Franklyn Kilomé was signed by the Phillies as an 18-year-old out of the Dominican Republic in January 2013, and his career as a professional baseball player began one year later. Skipping the Dominican Summer League, the right-handed pitcher made his professional debut for the GCL Phillies and had a solid showing for himself, posting a 3.12 ERA in 40.1 innings.
Over the next few years, he worked his way up the Philadelphia minor league system, making stops at Williamsport, Lakewood, Clearwater, and Reading. He began the 2018 with the Reading Fightin’ Phils, his second season playing for the Phillies’ Double-A affiliate. Through 19 starts, the 23-year-old has posted a 4.24 ERA in 102.0 innings, allowing 96 hits, walking 51, and striking out 83.

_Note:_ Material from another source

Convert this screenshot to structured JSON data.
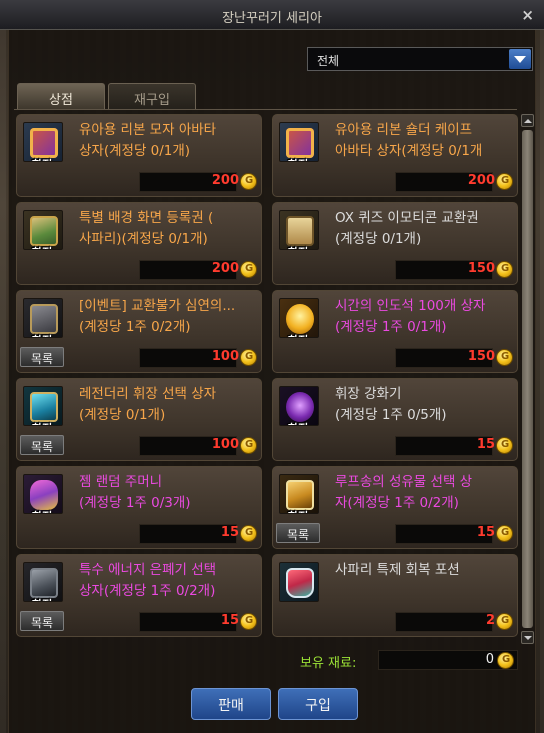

Kilomé utilizes a low-effort delivery, raising his hands above his head during his windup, tucking his body behind a high leg lift, and throwing from a three-quarters arm slot. The right-hander has a quick arm, and pushes off of the mound well, generating plus fastball velocity. The pitch sits in the low-to-mid-90s, topping out at 97 miles per hour. In addition to velocity, the pitch has some glove-side movement and a bit of sink. While it has plenty of velocity and a bit of movement, Kilomé’s fastball does not have a particularly high swing-and-miss rate. In fact, at times it is quite hittable, as he often leaves the pitch up in the zone.
His curveball, on the other hand, is his go-to pitch when swings-and-misses are needed. The pitch generally in the high-70s-to-low-80s, but Kilomé is able to add and subtract a little bit of velocity and manipulate the depth of its 12-6 break. Coming into the 2017, the pitch was more average-ish, but as the year progressed and the right-hander became more proficient manipulating it, it began flashing plus. He rounds out arsenal with a firm changeup that sits around 80 miles per hour, but the pitch is not well developed and lags far behind his fastball and curveball in effectiveness. It is currently a below-average pitch, but like his curveball, improved as the 2017 season progressed and could eventually become an average offering.
Control issues are a problem that Kilomé has faced throughout his professional career. From being unable to repeat his release point to not being able to harness the movement on his fastball and curveball, pounding the zone has long been the right-hander’s Achilles heel and is the biggest hurdle between him developing into a solid mid-rotation pitcher or maddening reliever that cannot be trusted in high-leverage situations.